The bulk of our notes relate to navigation, both where to drive the car to and where to walk/fish once we’re there. As far as this goes, Google Earth has enhanced our fishing no end, coupled with a smart phone GPS app, we no longer waste time trying to find the specific narrow track cutting through to a flat that looks like all the other narrow tracks that go nowhere (I’ve spent way too much time in the past reversing for miles out of dead ends). If we’re going somewhere new, and perhaps hard to find, we’ll now plot every junction by its GPS coordinates along with some sort of a description e.g. sharp left into trees etc. This generally means that we get to our intended fishing spot at the correct time, although it’s not fool proof. There are still occasions when the road has been washed away or the bridge, that looks fine from the satellite image, turns out to be two planks of wood that would barely support the weight of two of us on foot let alone a Jeep (I don’t really want the conversation where I have to explain why the hire car is nose down in a creek).
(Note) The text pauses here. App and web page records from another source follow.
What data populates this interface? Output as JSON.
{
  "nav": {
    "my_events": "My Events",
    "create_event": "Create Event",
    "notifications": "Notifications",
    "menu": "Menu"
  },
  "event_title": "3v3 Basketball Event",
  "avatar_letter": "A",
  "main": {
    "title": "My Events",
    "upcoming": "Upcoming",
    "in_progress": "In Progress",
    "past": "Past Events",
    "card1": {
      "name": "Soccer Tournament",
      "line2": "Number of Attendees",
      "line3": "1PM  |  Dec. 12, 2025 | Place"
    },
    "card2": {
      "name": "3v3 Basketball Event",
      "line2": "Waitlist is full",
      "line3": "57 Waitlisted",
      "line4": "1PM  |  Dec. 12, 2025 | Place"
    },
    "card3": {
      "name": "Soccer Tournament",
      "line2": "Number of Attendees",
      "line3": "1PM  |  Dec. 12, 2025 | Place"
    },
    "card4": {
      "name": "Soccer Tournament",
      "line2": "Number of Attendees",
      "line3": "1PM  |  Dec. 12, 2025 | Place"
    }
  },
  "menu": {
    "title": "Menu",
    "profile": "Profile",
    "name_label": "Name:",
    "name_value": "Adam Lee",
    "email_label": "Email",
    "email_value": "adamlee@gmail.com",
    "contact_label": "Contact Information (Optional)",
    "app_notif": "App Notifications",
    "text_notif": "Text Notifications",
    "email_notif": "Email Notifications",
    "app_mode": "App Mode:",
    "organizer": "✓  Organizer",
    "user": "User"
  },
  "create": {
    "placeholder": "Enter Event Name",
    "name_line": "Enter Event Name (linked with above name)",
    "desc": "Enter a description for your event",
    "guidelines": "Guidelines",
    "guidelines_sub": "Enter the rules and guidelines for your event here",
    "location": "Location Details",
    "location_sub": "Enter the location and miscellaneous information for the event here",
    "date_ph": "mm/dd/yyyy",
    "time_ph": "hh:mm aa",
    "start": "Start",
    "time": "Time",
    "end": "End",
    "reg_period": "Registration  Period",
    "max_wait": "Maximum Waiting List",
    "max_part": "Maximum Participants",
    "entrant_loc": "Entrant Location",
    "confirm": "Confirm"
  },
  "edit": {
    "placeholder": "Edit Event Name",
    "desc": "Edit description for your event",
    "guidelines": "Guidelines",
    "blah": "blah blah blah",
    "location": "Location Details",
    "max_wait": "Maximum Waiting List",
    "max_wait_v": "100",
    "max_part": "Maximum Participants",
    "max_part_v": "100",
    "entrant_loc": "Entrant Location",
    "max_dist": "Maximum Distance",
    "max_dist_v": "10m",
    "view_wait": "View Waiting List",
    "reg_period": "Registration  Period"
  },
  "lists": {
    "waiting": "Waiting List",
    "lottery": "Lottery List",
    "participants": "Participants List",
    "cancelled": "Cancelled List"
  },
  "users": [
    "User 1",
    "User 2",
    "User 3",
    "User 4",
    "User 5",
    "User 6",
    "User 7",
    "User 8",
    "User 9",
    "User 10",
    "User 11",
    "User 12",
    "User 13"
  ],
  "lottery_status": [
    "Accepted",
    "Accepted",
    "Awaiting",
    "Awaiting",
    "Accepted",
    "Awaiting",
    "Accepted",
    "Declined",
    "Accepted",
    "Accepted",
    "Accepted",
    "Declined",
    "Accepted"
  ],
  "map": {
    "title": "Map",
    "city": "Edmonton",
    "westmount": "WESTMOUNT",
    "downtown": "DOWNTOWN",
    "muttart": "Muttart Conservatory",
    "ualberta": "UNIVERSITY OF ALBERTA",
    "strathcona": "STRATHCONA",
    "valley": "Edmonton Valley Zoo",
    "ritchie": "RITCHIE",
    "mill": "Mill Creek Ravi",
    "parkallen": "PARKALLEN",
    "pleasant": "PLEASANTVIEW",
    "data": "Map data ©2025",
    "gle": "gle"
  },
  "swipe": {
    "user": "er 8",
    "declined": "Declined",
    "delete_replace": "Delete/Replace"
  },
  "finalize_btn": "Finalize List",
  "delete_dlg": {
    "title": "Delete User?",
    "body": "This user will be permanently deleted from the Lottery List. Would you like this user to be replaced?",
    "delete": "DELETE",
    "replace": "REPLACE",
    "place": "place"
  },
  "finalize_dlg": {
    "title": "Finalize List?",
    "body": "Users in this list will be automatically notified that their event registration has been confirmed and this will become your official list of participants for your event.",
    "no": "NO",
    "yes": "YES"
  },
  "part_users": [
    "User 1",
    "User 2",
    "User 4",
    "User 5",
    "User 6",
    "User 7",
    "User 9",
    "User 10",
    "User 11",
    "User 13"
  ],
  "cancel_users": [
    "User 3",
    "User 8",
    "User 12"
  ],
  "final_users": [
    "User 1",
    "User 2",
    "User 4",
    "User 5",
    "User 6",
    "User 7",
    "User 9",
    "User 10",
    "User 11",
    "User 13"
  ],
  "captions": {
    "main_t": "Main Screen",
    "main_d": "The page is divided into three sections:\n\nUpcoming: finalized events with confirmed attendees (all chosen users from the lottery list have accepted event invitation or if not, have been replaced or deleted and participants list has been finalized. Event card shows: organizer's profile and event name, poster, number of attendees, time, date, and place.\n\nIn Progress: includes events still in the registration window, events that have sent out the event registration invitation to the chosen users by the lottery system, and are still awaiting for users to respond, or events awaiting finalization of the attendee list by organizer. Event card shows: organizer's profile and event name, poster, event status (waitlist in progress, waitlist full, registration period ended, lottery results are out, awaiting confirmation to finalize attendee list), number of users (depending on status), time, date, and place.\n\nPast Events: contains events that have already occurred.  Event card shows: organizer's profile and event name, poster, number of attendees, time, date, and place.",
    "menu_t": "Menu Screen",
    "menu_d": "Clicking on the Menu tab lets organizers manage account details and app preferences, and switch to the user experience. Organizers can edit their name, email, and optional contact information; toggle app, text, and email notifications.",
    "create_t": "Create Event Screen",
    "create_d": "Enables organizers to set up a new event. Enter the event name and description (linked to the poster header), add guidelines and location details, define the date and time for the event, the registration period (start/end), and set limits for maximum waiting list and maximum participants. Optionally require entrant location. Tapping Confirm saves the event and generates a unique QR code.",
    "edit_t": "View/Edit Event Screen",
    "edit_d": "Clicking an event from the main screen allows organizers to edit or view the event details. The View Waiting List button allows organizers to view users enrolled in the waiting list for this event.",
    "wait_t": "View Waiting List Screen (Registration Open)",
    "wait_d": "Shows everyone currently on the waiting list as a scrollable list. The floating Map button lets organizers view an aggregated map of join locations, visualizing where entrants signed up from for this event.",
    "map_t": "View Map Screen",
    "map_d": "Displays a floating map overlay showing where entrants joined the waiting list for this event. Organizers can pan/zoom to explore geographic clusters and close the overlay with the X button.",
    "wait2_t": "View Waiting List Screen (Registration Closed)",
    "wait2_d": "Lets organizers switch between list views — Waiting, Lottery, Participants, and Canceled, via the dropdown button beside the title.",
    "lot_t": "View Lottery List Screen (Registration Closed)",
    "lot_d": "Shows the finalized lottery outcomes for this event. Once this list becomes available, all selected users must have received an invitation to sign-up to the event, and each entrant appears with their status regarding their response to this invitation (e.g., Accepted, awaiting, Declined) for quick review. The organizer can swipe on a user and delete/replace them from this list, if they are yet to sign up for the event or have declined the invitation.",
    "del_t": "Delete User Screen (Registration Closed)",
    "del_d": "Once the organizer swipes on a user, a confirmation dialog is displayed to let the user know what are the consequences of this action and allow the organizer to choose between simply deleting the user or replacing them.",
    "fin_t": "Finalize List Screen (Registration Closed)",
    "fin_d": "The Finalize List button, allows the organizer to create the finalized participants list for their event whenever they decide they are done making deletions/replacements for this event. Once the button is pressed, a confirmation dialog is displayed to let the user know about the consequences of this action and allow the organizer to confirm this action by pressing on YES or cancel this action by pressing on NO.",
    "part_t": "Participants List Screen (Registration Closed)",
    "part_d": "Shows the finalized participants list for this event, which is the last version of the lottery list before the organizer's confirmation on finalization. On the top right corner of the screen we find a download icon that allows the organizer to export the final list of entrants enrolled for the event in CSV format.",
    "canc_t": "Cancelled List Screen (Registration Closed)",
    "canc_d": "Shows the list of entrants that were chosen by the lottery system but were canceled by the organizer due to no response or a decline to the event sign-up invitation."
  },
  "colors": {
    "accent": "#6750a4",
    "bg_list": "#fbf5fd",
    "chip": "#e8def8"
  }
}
Google Earth also won’t tell you exactly what you’re going to be faced with when you arrive at any given location. Differentiating between a nice, wade-able flat and a mosquito infested swamp or mud is surprisingly difficult without visiting in person (and occasionally mosquito infested swamps lead onto nice flats!). There’s also been plenty of times when we’ve arrived at a ‘flat’ on low water to find it covered by 3 feet of water, perfect if you’re in a skiff but not so great for wading. On a similar vein, some images show what appears to be dry land but actually turns out to be perfect, skinny flats. As such we don’t rule out a potential fishing spot until we’ve seen it with our own eyes. Obviously recording details like this ensures that, as we get to know the island we’re on, we get to spend more time on productive fishing than scouting trips.
Recording the state of the tide is also important, particularly in relation to when (hopefully) fish were spotted or caught. Tide tables for most islands are published online, however they often don’t give sufficient detail. In the Bahamas you will often find that the tide will be calculated for just one, or maybe two places if you’re lucky – usually harbours with a high number of visiting yachts. However, many of these islands are natural barriers to the tide, thus as the water rises in the Atlantic it must then flood around the land to the Caribbean side. This can delay the tide by up to a couple of hours even though, geographically, the Atlantic and Caribbean coasts may only be separated by a mile or so. (This can be used to your advantage to fish more than one spot at prime time if you get your planning right). Flats on the Caribbean side which are closer to the north/south extremities of the island have less lag in the tide than ones that more centrally located. Once you start to log the state of the tide in each location you soon get to build up a picture of how the water flows in and out. This can then be used to predict the tide in new areas by using the data from spots either side (although bear in mind that some areas can have very local variations caused by any number of features).
Making notes of unproductive areas is just as important to us as marking where we’ve found fish. Bonefish tend to be creatures of habit, they have a daily (tidal) routine that they stick to given the chance. Tracy and I have waded many miles of flats that were seemingly perfect (plenty of prey items, crabs, clams etc.) but have spotted no fish until we’ve reached a certain spot and then we’ve found lots. If this observation is repeated for a second or third visit, you can be fairly confident that the bones don’t feed in that area for some reason. As such you can choose to walk past it or perhaps fish it at a faster pace than you would normally and hope for a surprise. Either way, you then get to spend more time in the more productive area. A couple of flats we fished last year required an hour’s walk in order to get to the fishy areas, now that perhaps doesn’t sound a lot but in the heat and walking over a mixture of soft sand, lava rock and shell banks whilst carrying all our gear, it’s draining. Our notes reflect this, suggesting we take extra water and make the walk in comfy trainers – these are then hung on a convenient tree before we enter the water in our wading boots (I also wear trousers with zip-off legs for this sort of flat, so I can make the walk in shorts). As an aside, I never wade barefoot – if the bottom is perfect white sand with no shells, rocks or coral to cut (and infect) you then I suspect you’re probably fishing in the wrong place.
So there you have it, our notes cover the exciting stuff like who caught what, where and on which fly through to the mundane such as what to wear when getting to the flat. I’m sure many will think there’s more than a hint of OCD in this, but it works for us and helps with the memories of the trip when we get back.
I thought I’d finish with a Google Earth quiz, below are four pictures, two are flats from which we’ve caught bonefish and two are swamps where we’ve (nearly) got stuck – can you tell which is which?
All the best, James.